═══ Exercise data

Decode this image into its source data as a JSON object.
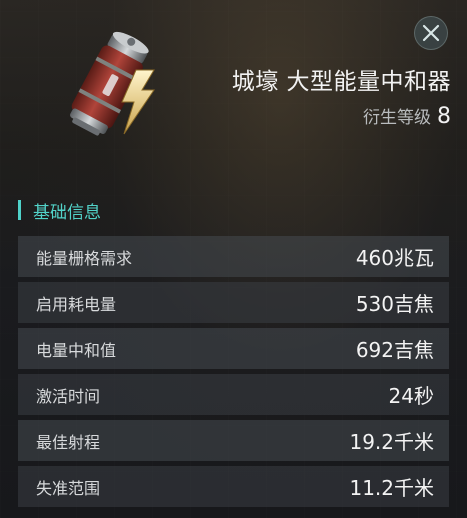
{
  "header": {
    "title": "城壕 大型能量中和器",
    "meta_label": "衍生等级",
    "meta_value": "8"
  },
  "icons": {
    "item": "capacitor-battery-lightning-icon",
    "close": "close-x-icon"
  },
  "section": {
    "title": "基础信息"
  },
  "stats": [
    {
      "label": "能量栅格需求",
      "value": "460兆瓦"
    },
    {
      "label": "启用耗电量",
      "value": "530吉焦"
    },
    {
      "label": "电量中和值",
      "value": "692吉焦"
    },
    {
      "label": "激活时间",
      "value": "24秒"
    },
    {
      "label": "最佳射程",
      "value": "19.2千米"
    },
    {
      "label": "失准范围",
      "value": "11.2千米"
    }
  ],
  "colors": {
    "accent": "#4fd2c9",
    "text": "#f2f2f2"
  }
}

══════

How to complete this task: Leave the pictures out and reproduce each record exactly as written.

Result below:
Decode this image into its source data as a JSON object.
{
  "header": {
    "title": "城壕 大型能量中和器",
    "meta_label": "衍生等级",
    "meta_value": "8"
  },
  "icons": {
    "item": "capacitor-battery-lightning-icon",
    "close": "close-x-icon"
  },
  "section": {
    "title": "基础信息"
  },
  "stats": [
    {
      "label": "能量栅格需求",
      "value": "460兆瓦"
    },
    {
      "label": "启用耗电量",
      "value": "530吉焦"
    },
    {
      "label": "电量中和值",
      "value": "692吉焦"
    },
    {
      "label": "激活时间",
      "value": "24秒"
    },
    {
      "label": "最佳射程",
      "value": "19.2千米"
    },
    {
      "label": "失准范围",
      "value": "11.2千米"
    }
  ],
  "colors": {
    "accent": "#4fd2c9",
    "text": "#f2f2f2"
  }
}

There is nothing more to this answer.